**Your objective**
From the entries that follow, list every line in which the string "close" appears.

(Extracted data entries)
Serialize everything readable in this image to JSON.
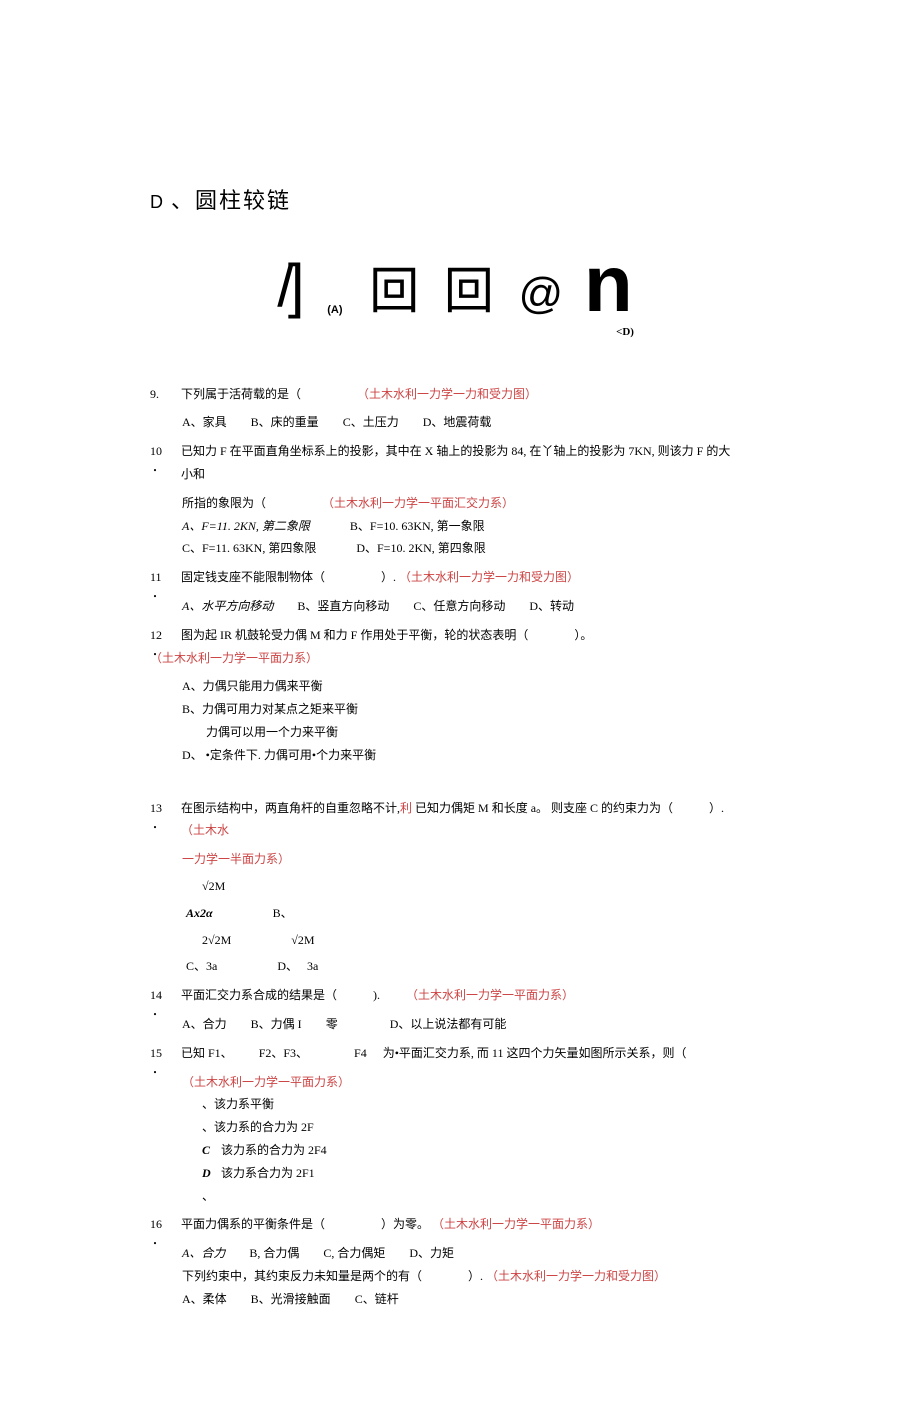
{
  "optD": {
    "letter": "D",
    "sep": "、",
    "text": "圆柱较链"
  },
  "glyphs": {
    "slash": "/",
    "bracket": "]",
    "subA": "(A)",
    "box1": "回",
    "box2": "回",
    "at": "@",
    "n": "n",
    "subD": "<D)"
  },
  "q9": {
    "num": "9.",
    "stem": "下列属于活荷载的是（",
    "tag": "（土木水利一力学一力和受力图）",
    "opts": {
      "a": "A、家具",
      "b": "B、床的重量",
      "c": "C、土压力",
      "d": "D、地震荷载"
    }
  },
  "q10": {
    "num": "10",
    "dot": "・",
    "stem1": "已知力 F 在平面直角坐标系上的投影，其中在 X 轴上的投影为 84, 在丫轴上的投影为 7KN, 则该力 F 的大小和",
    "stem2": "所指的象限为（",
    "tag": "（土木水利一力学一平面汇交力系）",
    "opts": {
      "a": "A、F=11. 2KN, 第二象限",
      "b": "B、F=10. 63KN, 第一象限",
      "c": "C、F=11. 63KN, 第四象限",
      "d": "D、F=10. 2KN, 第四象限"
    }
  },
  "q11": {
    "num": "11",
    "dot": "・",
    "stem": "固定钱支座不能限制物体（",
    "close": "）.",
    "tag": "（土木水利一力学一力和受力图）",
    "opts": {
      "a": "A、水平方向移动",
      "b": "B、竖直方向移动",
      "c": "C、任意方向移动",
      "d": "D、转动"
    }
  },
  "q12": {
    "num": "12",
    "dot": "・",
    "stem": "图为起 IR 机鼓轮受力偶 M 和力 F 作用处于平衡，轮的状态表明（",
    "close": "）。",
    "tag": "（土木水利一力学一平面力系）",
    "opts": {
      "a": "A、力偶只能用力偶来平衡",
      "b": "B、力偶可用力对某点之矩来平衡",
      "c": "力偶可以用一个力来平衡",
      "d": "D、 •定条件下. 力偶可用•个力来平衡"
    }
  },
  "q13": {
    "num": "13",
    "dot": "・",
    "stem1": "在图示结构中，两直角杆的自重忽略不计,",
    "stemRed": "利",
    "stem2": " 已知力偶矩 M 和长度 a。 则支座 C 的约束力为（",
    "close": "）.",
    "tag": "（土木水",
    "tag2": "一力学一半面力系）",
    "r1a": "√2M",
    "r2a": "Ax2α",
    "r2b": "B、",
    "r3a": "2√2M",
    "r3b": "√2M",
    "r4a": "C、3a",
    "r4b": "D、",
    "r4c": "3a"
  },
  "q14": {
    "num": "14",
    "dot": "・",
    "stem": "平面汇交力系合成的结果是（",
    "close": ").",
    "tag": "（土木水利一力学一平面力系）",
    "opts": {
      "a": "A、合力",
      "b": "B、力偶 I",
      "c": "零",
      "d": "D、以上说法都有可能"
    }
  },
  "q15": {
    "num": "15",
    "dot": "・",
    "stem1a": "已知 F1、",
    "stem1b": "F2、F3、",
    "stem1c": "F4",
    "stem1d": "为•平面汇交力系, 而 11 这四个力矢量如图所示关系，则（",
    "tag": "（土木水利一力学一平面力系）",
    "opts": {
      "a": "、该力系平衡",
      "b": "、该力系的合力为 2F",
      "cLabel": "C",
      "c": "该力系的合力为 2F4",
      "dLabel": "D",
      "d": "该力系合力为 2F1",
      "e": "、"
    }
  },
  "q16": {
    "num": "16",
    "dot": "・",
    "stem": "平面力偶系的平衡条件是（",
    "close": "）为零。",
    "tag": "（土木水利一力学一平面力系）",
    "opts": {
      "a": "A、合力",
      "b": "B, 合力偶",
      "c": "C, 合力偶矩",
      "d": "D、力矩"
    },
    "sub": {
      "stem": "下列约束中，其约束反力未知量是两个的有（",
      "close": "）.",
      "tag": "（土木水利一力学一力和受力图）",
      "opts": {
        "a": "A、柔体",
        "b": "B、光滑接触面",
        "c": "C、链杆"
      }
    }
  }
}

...

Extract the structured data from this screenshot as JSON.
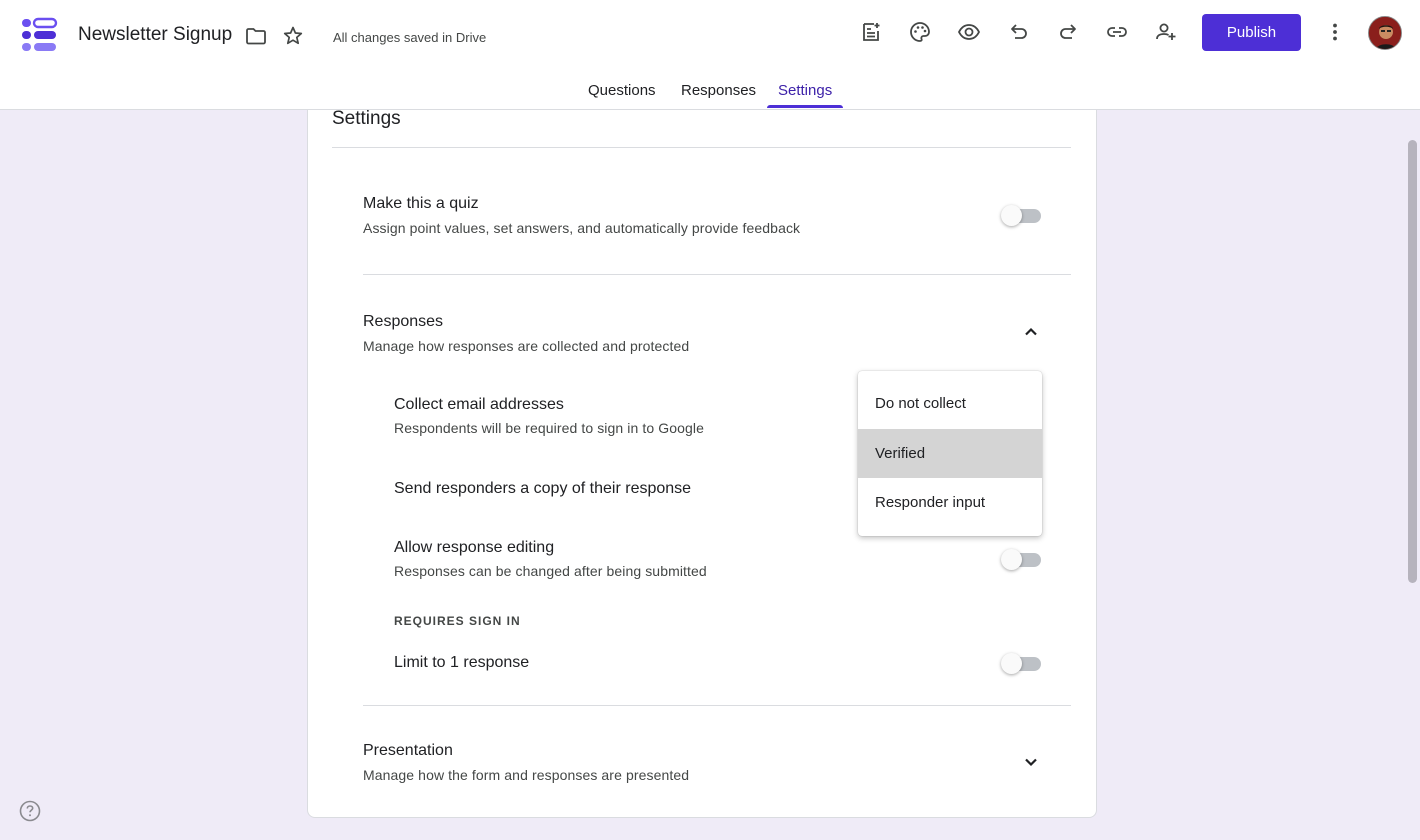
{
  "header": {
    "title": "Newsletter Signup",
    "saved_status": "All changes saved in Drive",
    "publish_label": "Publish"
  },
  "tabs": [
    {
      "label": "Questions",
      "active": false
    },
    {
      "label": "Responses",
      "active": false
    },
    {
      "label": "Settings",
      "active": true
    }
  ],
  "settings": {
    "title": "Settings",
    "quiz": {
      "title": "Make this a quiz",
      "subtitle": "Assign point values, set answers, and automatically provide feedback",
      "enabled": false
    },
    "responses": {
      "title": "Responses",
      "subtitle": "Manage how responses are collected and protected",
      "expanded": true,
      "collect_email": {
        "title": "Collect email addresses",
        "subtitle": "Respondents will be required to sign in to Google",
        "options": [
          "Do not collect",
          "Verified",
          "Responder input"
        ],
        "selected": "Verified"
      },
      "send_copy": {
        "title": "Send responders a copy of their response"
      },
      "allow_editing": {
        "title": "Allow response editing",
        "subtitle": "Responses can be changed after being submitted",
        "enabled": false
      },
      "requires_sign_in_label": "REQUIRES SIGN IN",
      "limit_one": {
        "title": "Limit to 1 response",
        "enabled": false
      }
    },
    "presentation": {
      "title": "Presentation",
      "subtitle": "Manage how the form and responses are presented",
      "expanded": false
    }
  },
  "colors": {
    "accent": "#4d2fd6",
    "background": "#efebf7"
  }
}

**Answer box**
    "close": "）.",
    "close": "）。",
    "close": "）.",
    "close": ").",
    "close": "）为零。",
      "close": "）.",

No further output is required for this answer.